Detailed discussion

Missouri-based Component Bar Products manufactures and sells precision machined products for the automotive and other industries. James Stout worked as a roving parts inspector at the manufacturing facility, where Shawn Burgess worked the night shift.

One day in January 2015, Stout noticed that Burgess was not at work and asked a supervisor what was going on. The supervisor replied, "He doesn't work here anymore." Concerned that Burgess was going to get fired, Stout called his coworker on his cellphone and said, "I don't think you have a job and [the supervisor's] upset with you." Burgess hung up on Stout and called the company to say he did not appreciate that a fellow employee called to tell him he was fired.

Both Stout and Burgess were terminated later that day. Burgess was fired for his absence, while the employer determined that Stout would be discharged for violating the personal conduct and disciplinary action policy found in the company's handbook. Among other rules, the handbook prohibited "insubordination or other disrespectful conduct" and "boisterous or disruptive activity in the workplace."

Stout filed a charge with the NLRB. An administrative law judge (ALJ) ruled Component Bar Product's handbook rules violated Section 8(a)(1) of the NLRA because employees could reasonably construe the prohibitions to include protected Section 7 activity. Stout's phone call to Burgess was protected concerted activity under the NLRA, the ALJ said, so his termination also violated the statute.

The employer appealed and a divided panel of the NLRB upheld the ALJ's order.

First, the panel ruled that the ALJ applied the correct standard—that an employee could reasonably construe the handbook rules to include protected Section 7 activity—to find that the rules violated the NLRA. Secondly, the panel agreed that Stout engaged in protected concerted activity when he called Burgess and that the employer violated Section 8(a)(1) for terminating him based on this activity.

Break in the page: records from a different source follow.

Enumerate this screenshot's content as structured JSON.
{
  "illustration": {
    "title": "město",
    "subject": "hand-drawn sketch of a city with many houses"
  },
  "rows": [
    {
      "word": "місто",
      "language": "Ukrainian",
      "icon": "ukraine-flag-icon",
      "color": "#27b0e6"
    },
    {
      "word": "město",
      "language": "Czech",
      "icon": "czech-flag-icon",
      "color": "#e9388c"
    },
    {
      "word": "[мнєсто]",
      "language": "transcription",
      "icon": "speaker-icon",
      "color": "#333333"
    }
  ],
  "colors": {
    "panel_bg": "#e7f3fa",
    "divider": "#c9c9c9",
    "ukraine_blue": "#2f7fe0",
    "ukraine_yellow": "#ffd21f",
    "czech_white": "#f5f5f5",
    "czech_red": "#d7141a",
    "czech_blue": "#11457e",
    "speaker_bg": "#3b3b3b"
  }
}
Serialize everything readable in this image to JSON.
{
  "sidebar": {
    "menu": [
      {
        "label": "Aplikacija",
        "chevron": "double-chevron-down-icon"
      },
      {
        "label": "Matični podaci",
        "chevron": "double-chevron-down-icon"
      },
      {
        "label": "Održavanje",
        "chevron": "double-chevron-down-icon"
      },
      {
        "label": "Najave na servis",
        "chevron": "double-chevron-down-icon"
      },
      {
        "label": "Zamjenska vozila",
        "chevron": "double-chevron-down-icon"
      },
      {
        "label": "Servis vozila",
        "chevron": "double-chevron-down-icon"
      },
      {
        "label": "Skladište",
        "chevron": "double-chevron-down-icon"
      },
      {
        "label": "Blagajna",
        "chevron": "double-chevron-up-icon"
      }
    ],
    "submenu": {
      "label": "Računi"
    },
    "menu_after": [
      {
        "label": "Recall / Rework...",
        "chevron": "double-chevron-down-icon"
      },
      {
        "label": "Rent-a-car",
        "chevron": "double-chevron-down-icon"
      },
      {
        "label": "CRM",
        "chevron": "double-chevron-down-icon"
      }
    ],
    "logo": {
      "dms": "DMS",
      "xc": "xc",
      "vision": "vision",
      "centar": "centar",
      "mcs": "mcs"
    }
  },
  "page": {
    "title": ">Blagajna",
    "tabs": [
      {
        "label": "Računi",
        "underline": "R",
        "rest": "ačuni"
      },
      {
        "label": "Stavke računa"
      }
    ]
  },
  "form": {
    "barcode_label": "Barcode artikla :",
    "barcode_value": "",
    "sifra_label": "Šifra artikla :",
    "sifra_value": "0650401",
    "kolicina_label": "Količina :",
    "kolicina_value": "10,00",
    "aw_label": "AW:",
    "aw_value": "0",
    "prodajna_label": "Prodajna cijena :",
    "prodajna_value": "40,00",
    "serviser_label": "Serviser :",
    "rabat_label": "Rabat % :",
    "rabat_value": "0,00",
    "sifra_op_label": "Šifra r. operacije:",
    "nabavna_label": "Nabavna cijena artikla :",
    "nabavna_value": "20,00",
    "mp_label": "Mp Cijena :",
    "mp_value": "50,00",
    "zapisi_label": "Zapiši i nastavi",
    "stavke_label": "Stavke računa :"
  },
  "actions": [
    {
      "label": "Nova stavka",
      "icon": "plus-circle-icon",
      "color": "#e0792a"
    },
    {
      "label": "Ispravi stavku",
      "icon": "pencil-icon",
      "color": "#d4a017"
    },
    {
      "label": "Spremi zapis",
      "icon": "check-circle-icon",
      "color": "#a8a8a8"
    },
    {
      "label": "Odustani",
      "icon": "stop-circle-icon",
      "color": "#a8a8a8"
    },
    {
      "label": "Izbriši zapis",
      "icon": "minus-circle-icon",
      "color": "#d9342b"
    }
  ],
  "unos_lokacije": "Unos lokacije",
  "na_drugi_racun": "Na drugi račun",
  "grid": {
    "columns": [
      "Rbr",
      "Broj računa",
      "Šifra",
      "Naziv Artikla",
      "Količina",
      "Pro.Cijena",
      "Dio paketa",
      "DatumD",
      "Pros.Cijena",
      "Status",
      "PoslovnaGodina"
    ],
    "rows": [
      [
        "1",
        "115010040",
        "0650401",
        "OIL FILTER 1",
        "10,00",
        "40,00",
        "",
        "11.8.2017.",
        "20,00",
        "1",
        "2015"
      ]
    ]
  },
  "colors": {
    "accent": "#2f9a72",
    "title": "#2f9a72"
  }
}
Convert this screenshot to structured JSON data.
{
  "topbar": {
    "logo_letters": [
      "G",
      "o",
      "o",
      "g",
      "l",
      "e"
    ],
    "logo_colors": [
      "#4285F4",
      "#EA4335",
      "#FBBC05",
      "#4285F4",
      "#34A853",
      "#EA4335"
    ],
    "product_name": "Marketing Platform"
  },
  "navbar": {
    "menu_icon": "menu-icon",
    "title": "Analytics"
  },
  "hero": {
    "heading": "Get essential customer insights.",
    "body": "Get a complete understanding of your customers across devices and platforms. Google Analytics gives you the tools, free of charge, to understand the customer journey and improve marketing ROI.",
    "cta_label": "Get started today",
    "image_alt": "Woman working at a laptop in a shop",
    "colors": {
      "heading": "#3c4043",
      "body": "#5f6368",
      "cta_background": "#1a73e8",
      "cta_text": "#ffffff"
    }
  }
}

"Stout called his coworker to warn him that his job was in danger and to try to help him retain his employment," the NLRB wrote. "By his actions, Stout sought to join together with his coworker to help him avoid an adverse employment action and thus engaged in concerted activity."

The panel ordered the employer to stop maintaining and enforcing the challenged handbook rules, offer Stout full reinstatement, and make him whole for any loss of earnings.

While the panel unanimously affirmed the ALJ's ruling that Stout's termination violated the NLRA, one of the three members dissented with regard to the legality of the handbook rules. The "reasonably construe" test used by the ALJ and the panel majority should be repudiated, Philip A. Miscimarra argued, and replaced with a balancing test "that takes into account (i) the legitimate justifications associated with the disputed rules and (ii) any potential adverse impact on NLRA-protected activity."

"Facially neutral" employer rules—those that do not expressly restrict Section 7 activity, were not adopted in response to NLRA-protected activity, and have not been applied to restrict NLRA-protected activity—should not be declared unlawful "only if the legitimate justifications an employer may have for maintaining the rule are outweighed by its potential adverse impact on Section 7 activity," Miscimarra wrote.

To read the decision and order in Component Bar Products, Inc., click here.